I have been using SOAPdenovo (http://soap.genomics.org.cn/) as my main assembler for 6 years. It is very fast and can get good assemblies with high N50 value and low error rates in half an hour even with only one processor. The other assembler that was widely used is Vevlet. SOAPdenovo outperformed Vevlet in many comprisons I have done in bacterial genomes. However, things are changing and may it is the time for me to use a new assembler. There have been multiple pulications acclaimed that many new assemblers are much better than SOAPdenovo. One of which, SPAdes (http://bioinf.spbau.ru/spades), seems to have been proven to be the best (http://bioinformatics.oxfordjournals.org/content/29/8/1072). And many of my colleages suggested it to me. Thus, I decided to make a comparison between SOAPdenovo and SPAdes.

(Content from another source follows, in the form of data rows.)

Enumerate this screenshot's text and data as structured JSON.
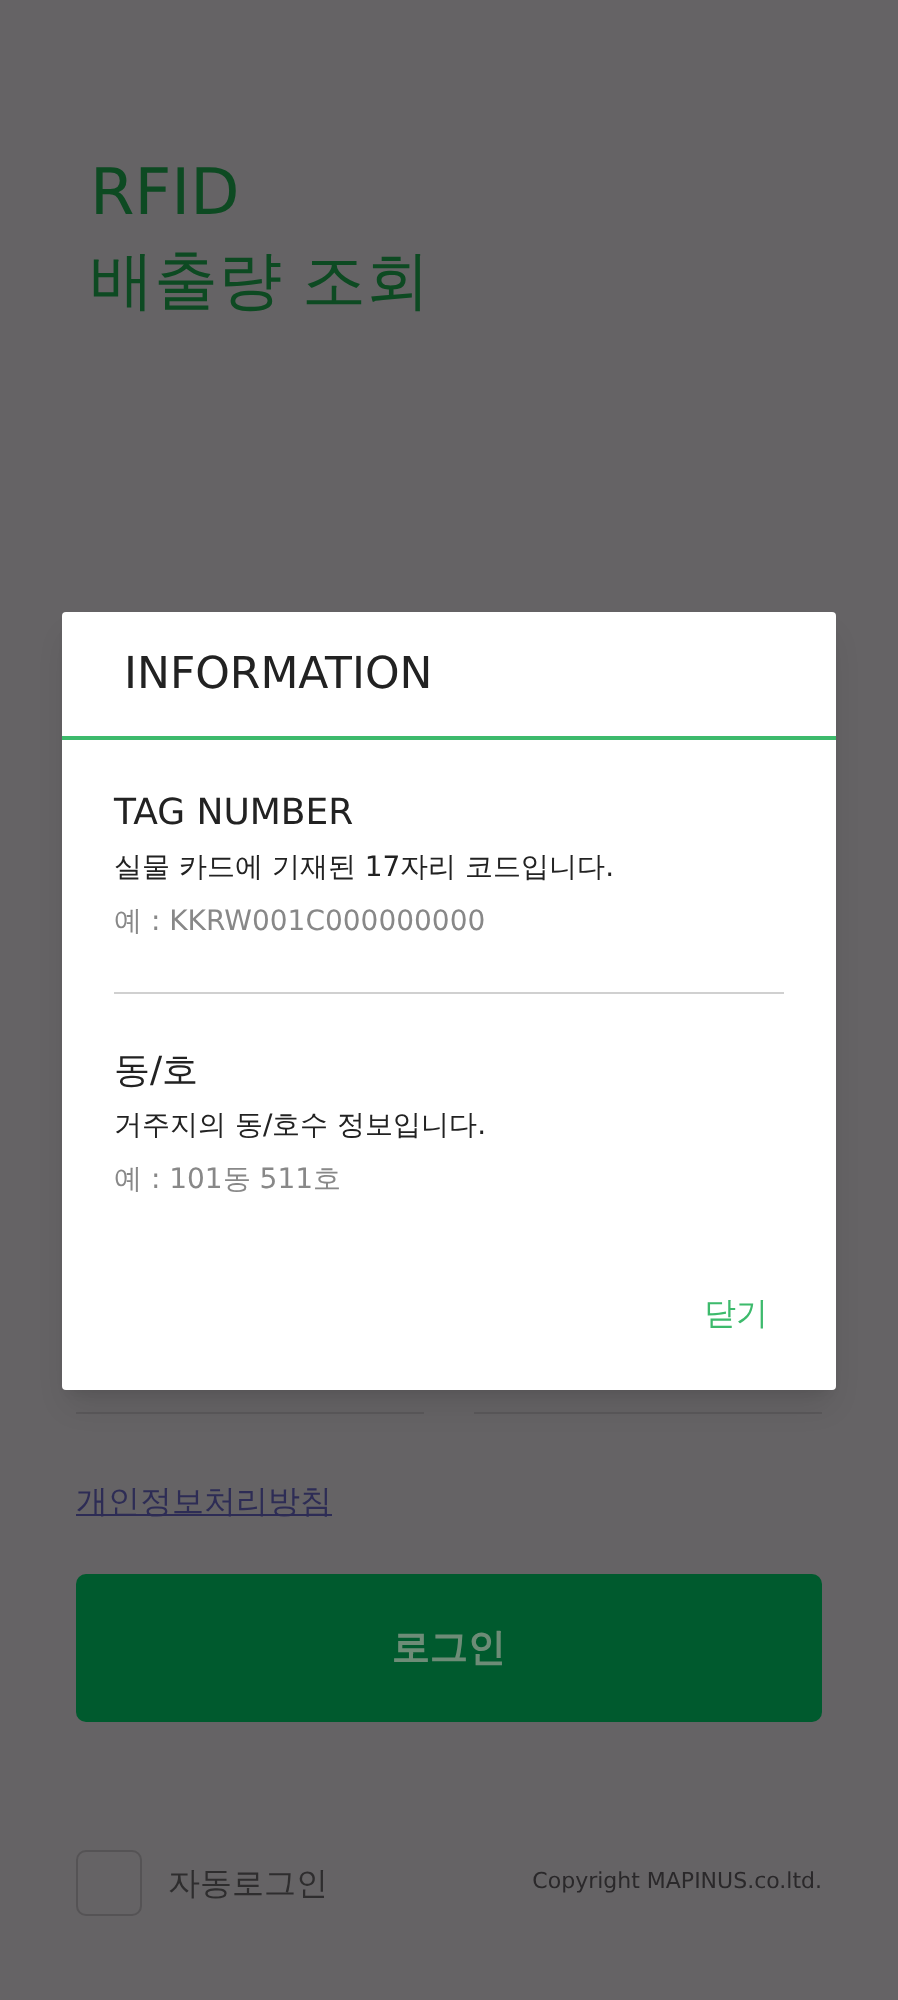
{
  "title_lines": [
    "RFID",
    "배출량 조회"
  ],
  "privacy_link": "개인정보처리방침",
  "login_button": "로그인",
  "auto_login": {
    "label": "자동로그인",
    "checked": false
  },
  "copyright": "Copyright MAPINUS.co.ltd.",
  "dialog": {
    "title": "INFORMATION",
    "sections": [
      {
        "heading": "TAG NUMBER",
        "description": "실물 카드에 기재된 17자리 코드입니다.",
        "example": "예 : KKRW001C000000000"
      },
      {
        "heading": "동/호",
        "description": "거주지의 동/호수 정보입니다.",
        "example": "예 : 101동 511호"
      }
    ],
    "close_button": "닫기"
  }
}
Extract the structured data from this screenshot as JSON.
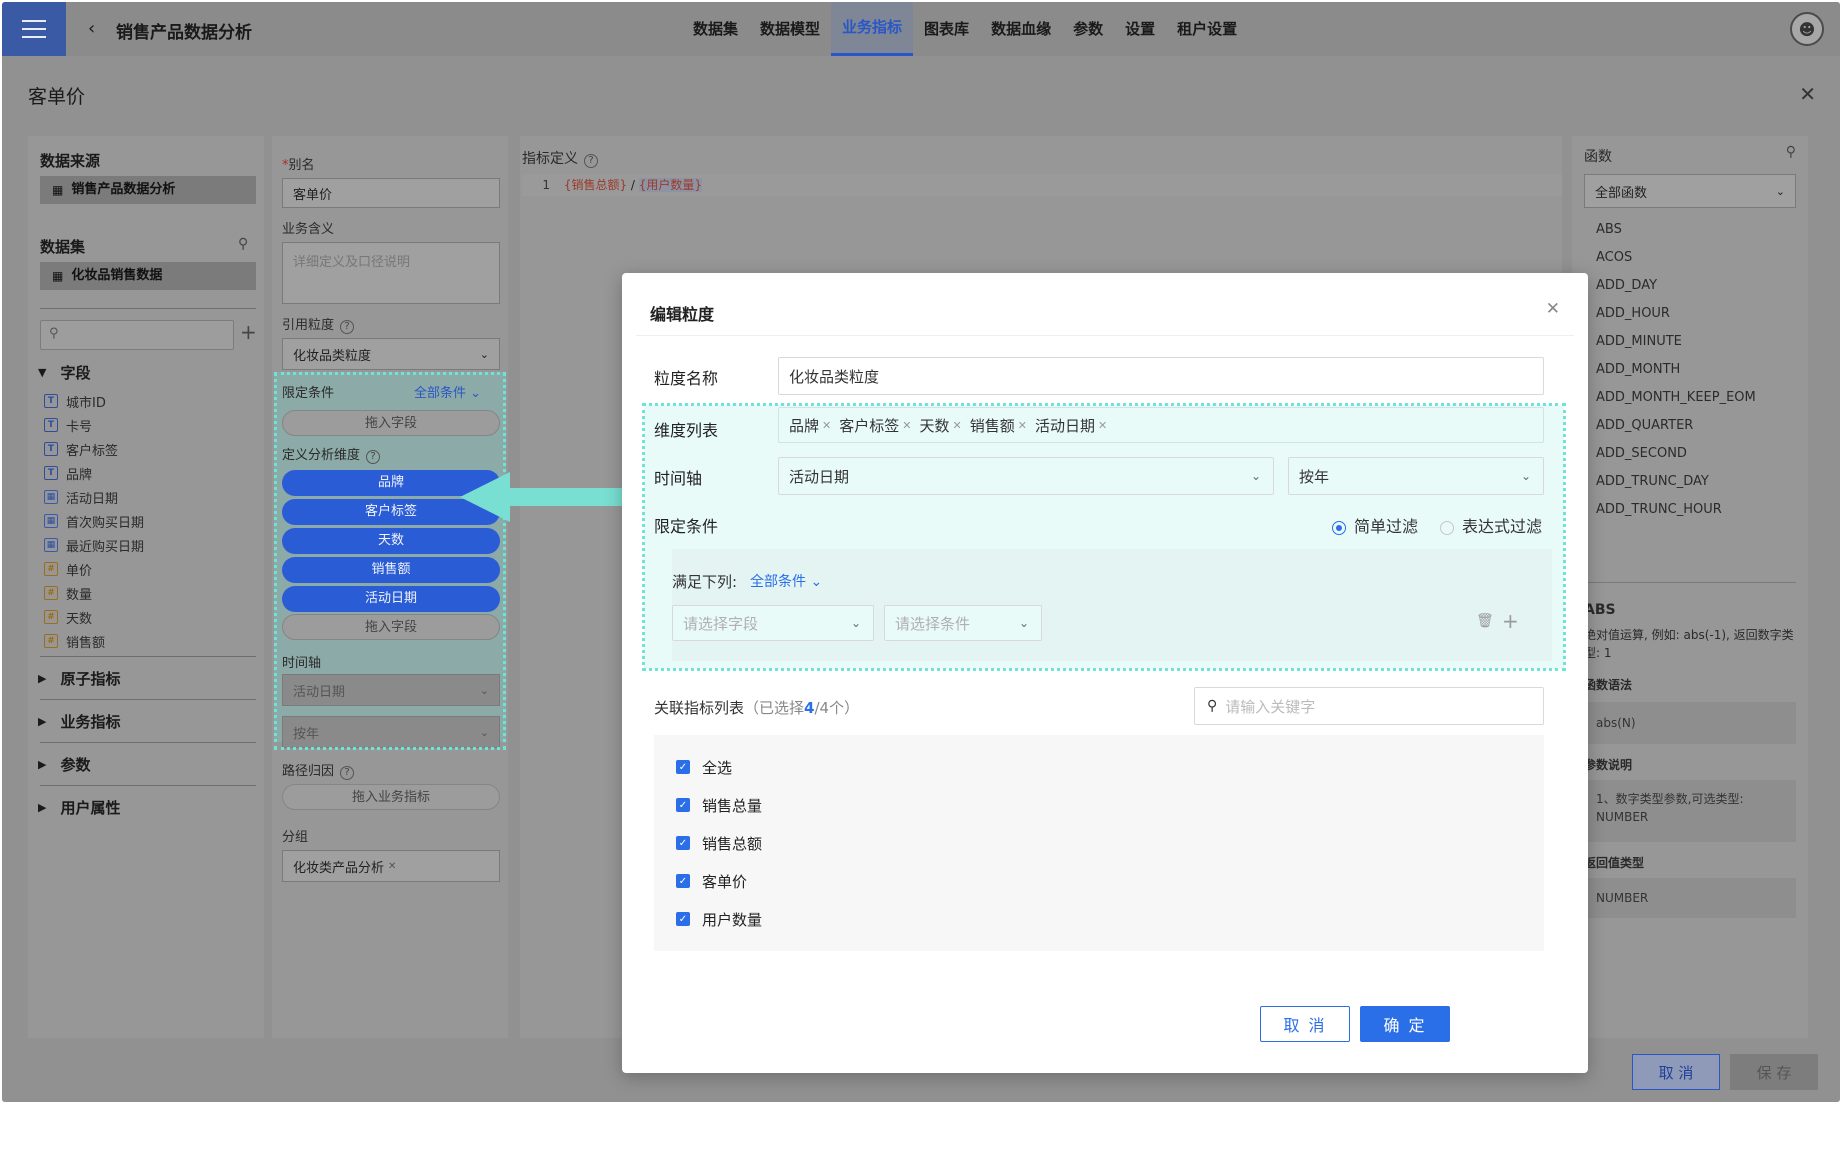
{
  "topbar": {
    "title": "销售产品数据分析",
    "nav": [
      "数据集",
      "数据模型",
      "业务指标",
      "图表库",
      "数据血缘",
      "参数",
      "设置",
      "租户设置"
    ],
    "active_index": 2
  },
  "drawer": {
    "title": "客单价",
    "cancel_label": "取 消",
    "save_label": "保 存"
  },
  "left": {
    "datasource_title": "数据来源",
    "datasource_value": "销售产品数据分析",
    "dataset_title": "数据集",
    "dataset_value": "化妆品销售数据",
    "fields_group": "字段",
    "fields": [
      {
        "name": "城市ID",
        "type": "T"
      },
      {
        "name": "卡号",
        "type": "T"
      },
      {
        "name": "客户标签",
        "type": "T"
      },
      {
        "name": "品牌",
        "type": "T"
      },
      {
        "name": "活动日期",
        "type": "date"
      },
      {
        "name": "首次购买日期",
        "type": "date"
      },
      {
        "name": "最近购买日期",
        "type": "date"
      },
      {
        "name": "单价",
        "type": "num"
      },
      {
        "name": "数量",
        "type": "num"
      },
      {
        "name": "天数",
        "type": "num"
      },
      {
        "name": "销售额",
        "type": "num"
      }
    ],
    "groups": [
      "原子指标",
      "业务指标",
      "参数",
      "用户属性"
    ]
  },
  "form": {
    "alias_label": "别名",
    "alias_value": "客单价",
    "meaning_label": "业务含义",
    "meaning_placeholder": "详细定义及口径说明",
    "granularity_label": "引用粒度",
    "granularity_value": "化妆品类粒度",
    "condition_label": "限定条件",
    "condition_link": "全部条件",
    "drag_field": "拖入字段",
    "dimension_label": "定义分析维度",
    "dimensions": [
      "品牌",
      "客户标签",
      "天数",
      "销售额",
      "活动日期"
    ],
    "time_axis_label": "时间轴",
    "time_axis_value": "活动日期",
    "time_unit_value": "按年",
    "path_label": "路径归因",
    "path_drag": "拖入业务指标",
    "group_label": "分组",
    "group_value": "化妆类产品分析"
  },
  "expr": {
    "label": "指标定义",
    "line_no": "1",
    "token_a": "{销售总额}",
    "op": " / ",
    "token_b": "{用户数量}"
  },
  "functions": {
    "title": "函数",
    "select_value": "全部函数",
    "items": [
      "ABS",
      "ACOS",
      "ADD_DAY",
      "ADD_HOUR",
      "ADD_MINUTE",
      "ADD_MONTH",
      "ADD_MONTH_KEEP_EOM",
      "ADD_QUARTER",
      "ADD_SECOND",
      "ADD_TRUNC_DAY",
      "ADD_TRUNC_HOUR"
    ],
    "detail_name": "ABS",
    "detail_desc": "绝对值运算, 例如: abs(-1), 返回数字类型: 1",
    "syntax_title": "函数语法",
    "syntax_value": "abs(N)",
    "param_title": "参数说明",
    "param_value": "1、数字类型参数,可选类型: NUMBER",
    "return_title": "返回值类型",
    "return_value": "NUMBER"
  },
  "modal": {
    "title": "编辑粒度",
    "name_label": "粒度名称",
    "name_value": "化妆品类粒度",
    "dims_label": "维度列表",
    "dims": [
      "品牌",
      "客户标签",
      "天数",
      "销售额",
      "活动日期"
    ],
    "time_label": "时间轴",
    "time_value": "活动日期",
    "time_unit": "按年",
    "cond_label": "限定条件",
    "radio_simple": "简单过滤",
    "radio_expr": "表达式过滤",
    "satisfy_label": "满足下列:",
    "satisfy_link": "全部条件",
    "select_field_ph": "请选择字段",
    "select_cond_ph": "请选择条件",
    "related_label": "关联指标列表",
    "related_prefix": "（已选择",
    "related_selected": "4",
    "related_suffix": "/4个）",
    "keyword_ph": "请输入关键字",
    "checks": [
      "全选",
      "销售总量",
      "销售总额",
      "客单价",
      "用户数量"
    ],
    "cancel_label": "取 消",
    "ok_label": "确 定"
  },
  "colors": {
    "primary": "#2a6ee8",
    "highlight": "#6ee4d6",
    "overlay": "#8b8b8b"
  }
}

Here I also included another assembler, IDBA-Hybrid (http://i.cs.hku.hk/~alse/idba/). The standard version of IDBA, IDBA-UC seems to be in the same level according to a comparison (http://bioinf.spbau.ru/spades) done by the authors of SPAdes. IDBA-Hybrid fits my request on population genetics perfectly. It is a reference accelerated assembler and the authors said "The expriments showed it outperforms all existing de novo or hybrid assembly algorithms". It is clear that IDBA-Hybrid at least outperforms IDBA-UC when you can find a closely related reference. However, I can not find any data on the performance of IDBA-Hybrid online. Thus, I hope this comparison can give me a overview for its capability.
DATA to compare
I used Vibrio cholera as an example. Some of the data are from Sanger Instititue (http://www.ncbi.nlm.nih.gov/pubmed/21866102) and many other are from BGI. It is not a good dataset for all bacteria but seems to be a good representive for Gram negative ones. V. cholera has two chromosomes with an average size of 4 MB, and carries kinds of repetitive regions as well as a long, complex region of super-intergron.
Three combinations of libararies were included in the datasset. 73 samples have reads in 54 bps with 300bps insertion length. 6 samples have reads in 100 bps with 300bps insertion length. 68 samples have reads in 100bps with 500bp Paired-end insertion and 6Kb mate-pair insertion.
IDBA_hybrid and spades were run with default settings. SOAPdenovo was run in 4 combinations of parameters, which are Kmer 23-43 with 2X kmer cutoff, Kmer 23-43 with 4X kmer cutoff, Kmer 41-63 with 2X kmer cutoff and Kmer 41-63 with 4X kmer cutoff. After the assembly, scaffolds with the highest N50 value were kept and intra-scaffold gaps were filled by Gapcloser from the same package. Although there are 4X147 runs to go for SOAPdenovo, it finished in about 1 day in two processors. IDBA_hybrid finished in 2 days and SPAdes finished after 5 days.
All the values in the table are average values over all the samples with the same libararies. Calculations are done by QUAST2.3 (http://bioinf.spbau.ru/quast)
This result is very different from many comparisons that have been done previously. The contigs and scaffolds generated by SOAPdenovo is comparable with those from SPAdes. It actually outperforms SPAdes in terms of N50 values for short reads (54bps). There are still major problems for SOAPdenovo for its high local misassemblies, and high indel rates with short reads. This comparison shows that SOAPdenovo is still a good assembler that can be used in first line applications, especially with its advantage of high speed comparing to any other assemblers.
The other assembler, IDBA_hybrid performs extremely good, with low error rates and high N50 values in samples with low coverage and short reads. In some extra samples with only 10-15X coverages, IDBA_hybrid is the only assembler that can give me meaningful assemblies. However, IDBA_hybrid works not as good as I expected in high coverage samples and with mate-pair libaries.